Degree Name

Master of Science (MS)

Semester of Degree Completion


Thesis Director

Eric K. Bollinger


Black-capped (Poecile atricapillus) and Carolina Chickadees (P. carolinensis) have distributions that span the northern and eastern portions of the United States. The areas where these distributions meet are called contact zones and extend from Kansas to New Jersey. Contact zones often have a narrow range of hybridization and usually within these zones of hybridization we will see a mixture of genetic, morphological, and cultural traits. One focus of this project was to compare morphology and genetics of chickadees within and near the largest Illinois contact zone, which has not been done previously. This contact zone was delineated by Enstrom and Bollinger (2009) based only on song structure and not on genetics or morphology. I placed 150 nest boxes within and on the edges of this contact zone in central Illinois. To examine the extent of hybridization occurring in this area, nestlings and adults were weighed and measured. Blood and tissue samples were also taken for genetic analyses. Results showed that although clutch size was similar across all sites, the hatchability of eggs differed significantly. This would suggest a reproductive depression in areas of hybridization, which is to be expected. I also found that wing chord and tail measurements for most individuals were Carolina-like with only individuals from the northernmost site having black-capped-like morphology.
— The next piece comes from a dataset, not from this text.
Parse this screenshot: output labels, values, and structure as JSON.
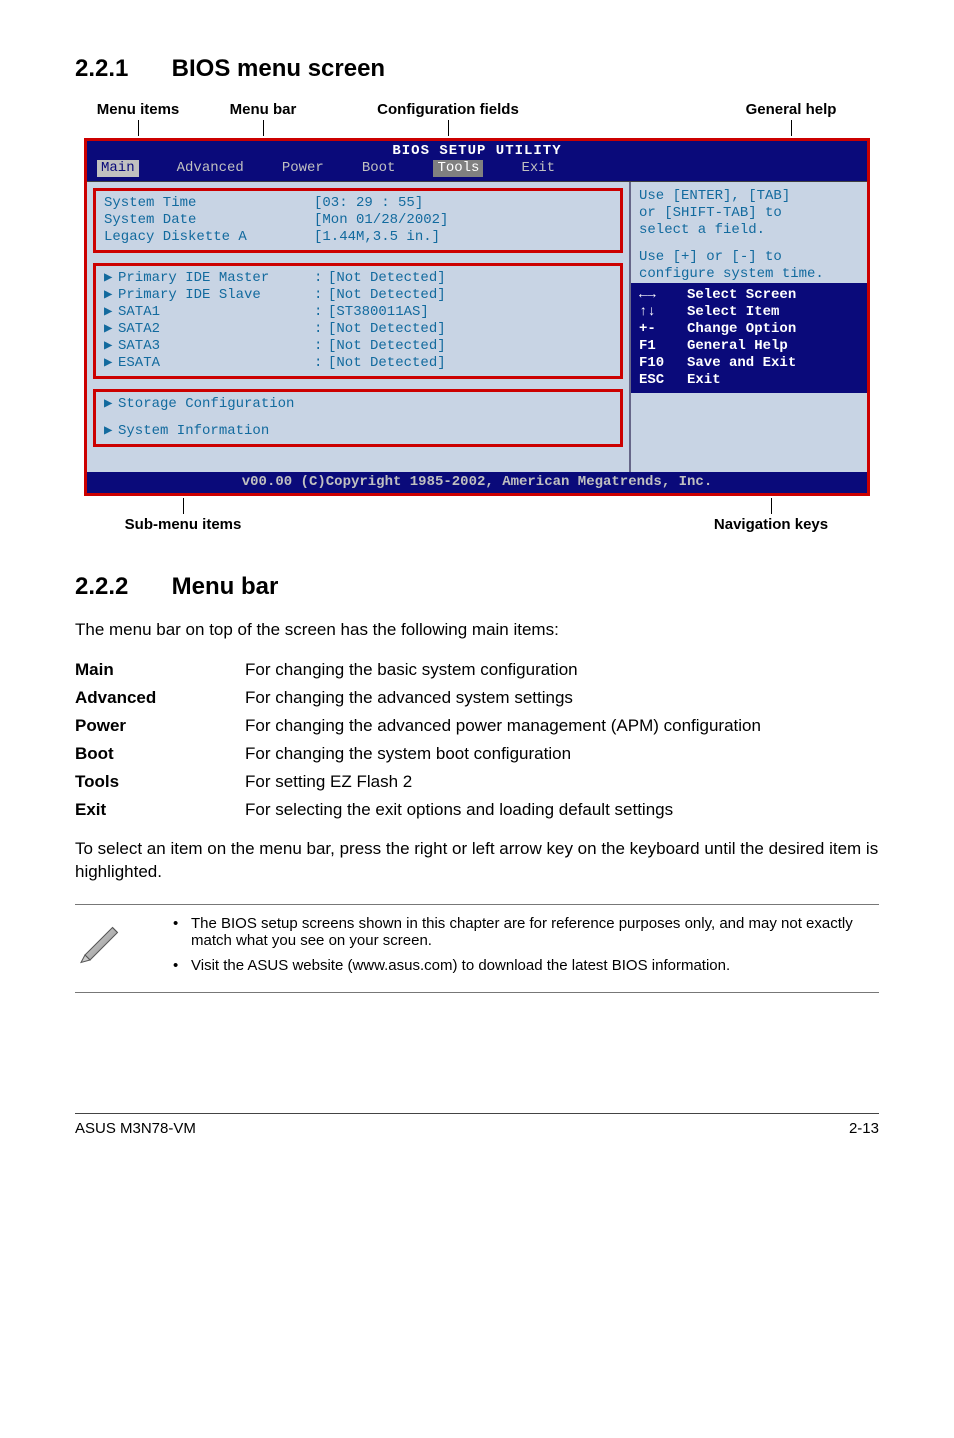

I also examined a chickadee vocalization known as the "gargle" call. This short and complex call is often used in agonistic situations and sometimes immediately preceding copulation. Gargles were recorded year-round from areas surrounding the nest boxes. Recordings were conducted in one minute intervals, for up to five minutes at a time. Across sites, I compared the core components of the gargle, such as the start frequency, maximum frequency, minimum frequency, and end frequency.
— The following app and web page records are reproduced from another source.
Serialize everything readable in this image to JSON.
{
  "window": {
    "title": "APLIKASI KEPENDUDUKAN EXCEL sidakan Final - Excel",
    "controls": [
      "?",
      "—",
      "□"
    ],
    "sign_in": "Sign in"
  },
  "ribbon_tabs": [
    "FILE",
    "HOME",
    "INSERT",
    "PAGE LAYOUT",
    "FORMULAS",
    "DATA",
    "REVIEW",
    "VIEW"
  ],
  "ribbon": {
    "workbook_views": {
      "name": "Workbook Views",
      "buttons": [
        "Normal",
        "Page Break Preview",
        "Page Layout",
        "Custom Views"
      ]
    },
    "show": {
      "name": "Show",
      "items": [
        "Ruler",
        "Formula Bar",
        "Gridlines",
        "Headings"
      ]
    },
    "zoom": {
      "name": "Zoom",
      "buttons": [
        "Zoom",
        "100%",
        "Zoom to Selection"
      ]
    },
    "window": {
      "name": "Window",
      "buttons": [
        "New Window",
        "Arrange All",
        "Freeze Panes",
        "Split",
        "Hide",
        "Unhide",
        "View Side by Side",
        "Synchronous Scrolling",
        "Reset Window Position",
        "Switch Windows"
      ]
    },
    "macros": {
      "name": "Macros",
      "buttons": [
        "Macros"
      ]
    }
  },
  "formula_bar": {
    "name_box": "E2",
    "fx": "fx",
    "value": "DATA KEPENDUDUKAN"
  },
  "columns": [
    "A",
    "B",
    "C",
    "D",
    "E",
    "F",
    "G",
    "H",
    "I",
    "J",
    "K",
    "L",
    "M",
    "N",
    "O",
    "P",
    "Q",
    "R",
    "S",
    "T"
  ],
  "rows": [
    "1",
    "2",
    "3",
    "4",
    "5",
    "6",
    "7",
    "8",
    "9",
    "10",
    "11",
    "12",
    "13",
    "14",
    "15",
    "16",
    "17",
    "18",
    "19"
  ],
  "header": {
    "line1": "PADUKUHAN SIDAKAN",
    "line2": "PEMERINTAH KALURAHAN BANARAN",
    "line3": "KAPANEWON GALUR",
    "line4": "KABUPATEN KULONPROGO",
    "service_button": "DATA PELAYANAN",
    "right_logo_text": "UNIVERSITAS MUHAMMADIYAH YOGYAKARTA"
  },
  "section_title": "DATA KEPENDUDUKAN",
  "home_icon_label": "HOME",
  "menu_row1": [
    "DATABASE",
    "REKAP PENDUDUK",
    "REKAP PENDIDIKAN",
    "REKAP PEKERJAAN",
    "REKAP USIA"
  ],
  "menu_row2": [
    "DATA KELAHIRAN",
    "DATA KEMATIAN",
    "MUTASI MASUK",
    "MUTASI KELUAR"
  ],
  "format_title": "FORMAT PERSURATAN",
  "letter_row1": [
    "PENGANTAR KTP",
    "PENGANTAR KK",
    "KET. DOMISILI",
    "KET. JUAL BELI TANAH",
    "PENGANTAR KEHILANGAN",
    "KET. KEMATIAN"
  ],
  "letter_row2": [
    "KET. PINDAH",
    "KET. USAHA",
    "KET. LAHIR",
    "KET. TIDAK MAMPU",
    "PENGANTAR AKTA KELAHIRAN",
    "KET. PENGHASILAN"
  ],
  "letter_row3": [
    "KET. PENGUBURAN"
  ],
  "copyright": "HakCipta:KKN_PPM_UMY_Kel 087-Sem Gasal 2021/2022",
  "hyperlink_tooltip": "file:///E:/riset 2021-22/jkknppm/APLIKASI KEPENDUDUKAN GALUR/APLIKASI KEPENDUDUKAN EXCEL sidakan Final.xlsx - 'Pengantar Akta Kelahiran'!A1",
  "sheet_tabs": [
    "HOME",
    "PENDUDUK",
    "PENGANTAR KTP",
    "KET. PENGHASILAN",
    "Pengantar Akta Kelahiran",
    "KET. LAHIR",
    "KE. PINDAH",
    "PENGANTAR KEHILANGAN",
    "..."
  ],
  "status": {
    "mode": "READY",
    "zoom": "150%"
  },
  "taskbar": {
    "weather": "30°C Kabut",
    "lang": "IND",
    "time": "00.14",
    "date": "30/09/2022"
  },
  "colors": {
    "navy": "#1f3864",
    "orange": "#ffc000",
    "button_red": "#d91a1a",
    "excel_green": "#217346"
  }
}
These results showed a high amount of variation within the call across all sites. Another component examined was the syllabic composition. Although there were three universal syllables found at all sites, there was considerable variability in the overall abundance and patterns of all other syllables. Overall, my results indicate that the individuals within the Illinois contact zone are genetically more similar to Carolina Chickadees than Black-capped Chickadees. More extensive genetic and behavioral studies are necessary in order to determine the extent of hybridization occurring throughout this area.

Included in

Ornithology Commons